Over the last two years, one of the big and somewhat confusing stories that has run in the background has been Fury’s battle to be reinstated. Then, on December 12, 2017, Fury accepted a backdated two-year suspension, which has now expired, so that he can apply to box once again.
Even though Fury has been out of the sport for over two years, he’s been able to keep in the public eye through his battle with the British Boxing Board of Control as well as his social media activity – which mostly involves calling out world champions Anthony Joshua and Deontay Wilder. With Fury’s return just on the horizon, potentially, people have started to eye up the 6’9’’ Mancunian as an opponent for the unified heavyweight world champion, Anthony Joshua.
Already a lot of buzz about Joshua vs. Fury
Source: Guardian Sport, via Twitter
Anthony Joshua, who holds three of the four world titles that Fury lost following his win over Klitschko, has bigger plans than Fury. He’s edging ever-closer to fighting WBO world champion – another of Fury’s former belts – Joseph Parker at the beginning of 2018. The BBBofC won’t give Fury his hearing until January next year, and given his well-reported lack of fitness, Fury wouldn’t be ready for a fight until the middle of 2018 at the earliest.
However, despite Joshua wanting all of the world heavyweight titles by the end of 2018, Tyson Fury comes in as the bigger fight in the eyes of the fans. Despite Deontay Wilder and Joseph Parker holding world titles, Fury comes in at the closest contender to Joshua in the boxing betting odds at 5/4 to win.
You can understand why Fury feels entitled to be able to fight for his former belts as soon as possible, and why the fans want to see the two massive Englishmen in a showdown following their performances against former unified world champion Wladimir Klitschko, but he should have to earn it first.
Fury may have to wait for 2019
Source: BBC Sport, via Twitter
He’ll have to put in a lot of work given that he’s claimed to be at around 25 stone – a good seven stone heavier than Joshua was against Carlos Takam – but Fury could be looking at a comeback fight before the end of 2018. But from there, he should have to take on a few more fights to give himself strong standing with one of the governing bodies that align with Joshua’s world champion status.

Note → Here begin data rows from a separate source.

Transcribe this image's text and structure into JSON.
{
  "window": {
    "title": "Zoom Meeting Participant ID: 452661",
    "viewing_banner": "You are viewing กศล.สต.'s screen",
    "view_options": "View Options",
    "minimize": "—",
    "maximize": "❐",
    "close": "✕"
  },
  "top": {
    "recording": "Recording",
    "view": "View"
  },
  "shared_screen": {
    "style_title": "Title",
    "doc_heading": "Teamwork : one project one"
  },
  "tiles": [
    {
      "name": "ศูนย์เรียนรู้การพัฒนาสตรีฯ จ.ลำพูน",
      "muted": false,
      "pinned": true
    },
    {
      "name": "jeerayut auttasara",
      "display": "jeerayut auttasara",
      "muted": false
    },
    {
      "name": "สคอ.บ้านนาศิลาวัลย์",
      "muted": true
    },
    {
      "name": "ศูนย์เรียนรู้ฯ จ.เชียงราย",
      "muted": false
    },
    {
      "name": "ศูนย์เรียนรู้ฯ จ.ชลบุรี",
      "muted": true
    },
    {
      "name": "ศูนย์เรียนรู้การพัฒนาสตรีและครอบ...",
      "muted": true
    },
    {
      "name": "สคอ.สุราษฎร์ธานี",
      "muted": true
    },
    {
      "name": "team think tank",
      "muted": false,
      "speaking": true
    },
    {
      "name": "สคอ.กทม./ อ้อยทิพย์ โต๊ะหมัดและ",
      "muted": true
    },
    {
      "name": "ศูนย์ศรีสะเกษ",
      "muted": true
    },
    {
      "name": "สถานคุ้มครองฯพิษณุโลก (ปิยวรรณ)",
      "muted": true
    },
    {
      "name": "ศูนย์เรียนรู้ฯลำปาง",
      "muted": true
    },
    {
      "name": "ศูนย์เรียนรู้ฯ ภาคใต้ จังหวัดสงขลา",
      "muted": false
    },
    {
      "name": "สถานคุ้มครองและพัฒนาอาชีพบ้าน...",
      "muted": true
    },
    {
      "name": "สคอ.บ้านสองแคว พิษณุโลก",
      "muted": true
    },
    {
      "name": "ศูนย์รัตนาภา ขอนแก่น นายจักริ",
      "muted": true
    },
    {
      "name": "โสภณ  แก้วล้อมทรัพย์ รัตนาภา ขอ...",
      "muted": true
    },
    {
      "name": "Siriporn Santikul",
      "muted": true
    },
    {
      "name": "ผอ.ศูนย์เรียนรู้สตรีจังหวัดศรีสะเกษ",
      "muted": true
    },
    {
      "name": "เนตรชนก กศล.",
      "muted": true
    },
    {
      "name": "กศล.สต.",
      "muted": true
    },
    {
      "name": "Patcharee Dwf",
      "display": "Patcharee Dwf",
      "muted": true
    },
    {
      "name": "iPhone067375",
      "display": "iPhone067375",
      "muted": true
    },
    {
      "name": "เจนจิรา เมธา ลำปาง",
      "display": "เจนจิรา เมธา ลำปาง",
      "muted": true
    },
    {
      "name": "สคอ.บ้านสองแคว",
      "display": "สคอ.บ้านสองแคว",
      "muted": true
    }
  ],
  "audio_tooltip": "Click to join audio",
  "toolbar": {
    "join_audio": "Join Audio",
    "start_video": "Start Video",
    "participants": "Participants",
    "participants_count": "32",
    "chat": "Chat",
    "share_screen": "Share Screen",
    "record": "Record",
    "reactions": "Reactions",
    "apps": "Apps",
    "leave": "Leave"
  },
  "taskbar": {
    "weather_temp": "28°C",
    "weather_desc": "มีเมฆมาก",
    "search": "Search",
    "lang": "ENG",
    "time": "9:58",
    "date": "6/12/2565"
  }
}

Tyson Fury was a unified world champion over two years ago but hasn’t boxed since. He certainly hasn’t continued to stay in shape, hasn’t exactly been a model sportsmen with his outspoken nature coming to the fore regularly, and was booted from the sport for doping. The big Brit should have to build his way back up to relevance again, but given his obvious talent, he should be in the running for a world title shot before the end of 2019.